In my previous article, “Oil prices on surprising decline,” published Oct. 10, I indicated that in order to understand the signals coming to us from a major economic variable, it is important to read the signs coming from the variables associated with it.
For example, to figure out the changes in short-term interest rates, it is useful to read the changes in long-term interest rates, the rate of future economic growth, and the inflation rate. In return, understanding the direction of interest rates may have a predictive power for future economic growth, exchange rate and inflation
Currently, some short-term rates in the United States are traded at negative yields. Moreover, the two-year interest rates are yielding negative returns in Belgium, Denmark, Finland and Netherlands. Negative interest rates are something unheard of before the 2008 financial crisis.
This means that investors are seeking safety in the short-run and seeing trouble in the economy ahead. Thus, the safest way to follow now is to buy Treasury bills, which last less than one year.
If we assess the signals coming from long-term interest rates, we can presume that those rates are hesitant to move up, thereby indicating that investors are uncertain about economic growth in the long run. Putting the short and long run data together in a curve shows that the yield curve is not steepening but rather may be flattening.
Macroeconomics tells us that flattening yield curves imply slow or declining economic growth in the near future, with the possibility that the economy may dip into recession. Reading the current anecdotal data of the state of the U.S. economy, it shows that this economy contracted by 2.1 percent in the first quarter but grew at 4.6 percent in the second quarter of 2014. Looking at the first half of this year, economic growth was 0.9 percent. A similar thing happened in 2011 after which the economy went on a roller coaster ride.
What is the implication of a flattening yield curve? It implies that there is high uncertainty about the future pace of the economy and that any monetary tightening by the Federal Reserve now is likely to slow economic growth further and may push the inflation rate lower into a dangerous zone, which could lead to deflation.
It also implies that the growth in wages will remain modest for the near future, suggesting that the consumer will continue to limp along.
The anecdotal facts also show that there is still a considerable slack of labor in the economy, despite the recent drop in the unemployment rate. There is not a noticeable rise in the wage rate, so there is no threat of cost push inflation. There is no fear of inflation rising greater than 2 percent any time soon.
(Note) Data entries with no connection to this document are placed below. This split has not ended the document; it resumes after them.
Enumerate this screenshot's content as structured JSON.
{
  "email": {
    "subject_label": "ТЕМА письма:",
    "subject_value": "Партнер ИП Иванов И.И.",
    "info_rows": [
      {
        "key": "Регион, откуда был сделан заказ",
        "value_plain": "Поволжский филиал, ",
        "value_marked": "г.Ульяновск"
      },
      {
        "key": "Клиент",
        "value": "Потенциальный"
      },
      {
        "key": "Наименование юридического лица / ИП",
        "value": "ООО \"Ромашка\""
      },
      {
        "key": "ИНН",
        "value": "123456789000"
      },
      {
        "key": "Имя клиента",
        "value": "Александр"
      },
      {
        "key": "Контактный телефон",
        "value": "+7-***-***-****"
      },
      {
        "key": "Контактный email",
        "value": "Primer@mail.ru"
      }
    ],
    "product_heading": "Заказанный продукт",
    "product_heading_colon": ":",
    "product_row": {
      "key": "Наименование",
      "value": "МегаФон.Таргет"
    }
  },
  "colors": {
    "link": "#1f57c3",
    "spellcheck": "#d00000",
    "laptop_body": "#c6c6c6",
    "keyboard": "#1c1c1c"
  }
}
Economic growth is also not accelerating. Internationally, the world’s second largest economy is slowing down and the eurozone is teetering into a new recession. The Russia-Ukraine crisis and the sanctions will also weaken economic growth in Europe and the United States.
This confluence of major global factors points to a high probability that short-term interest rates will decline after the Federal Reserve is done with its bond purchasing next month. Why is the stock market getting so jittery? Why does the dollar keep rising?
Markets do get irrationally nervous as people do. Interest rates and the exchange rate are spooking the markets.
We should be aware that the Federal Reserve does make mistakes of great proportion that can plunge the world’s largest economy into recessions. History has shown that the Federal Reserve tightened prematurely in 1937 after the economy became robust, sending the economy back into recession after struggling for several years to emerge from the 1929 Great Depression.
Given the current anecdotal facts about the U.S. economy, we can say now that it is premature for the Federal Reserve to tighten. The yield curve says: “Don’t tighten any time soon because the economy may go on another roller coaster ride which should end in a new recession.”
Shawkat Hammoudeh is a professor of economics at Drexel University. He can be contacted at [email protected]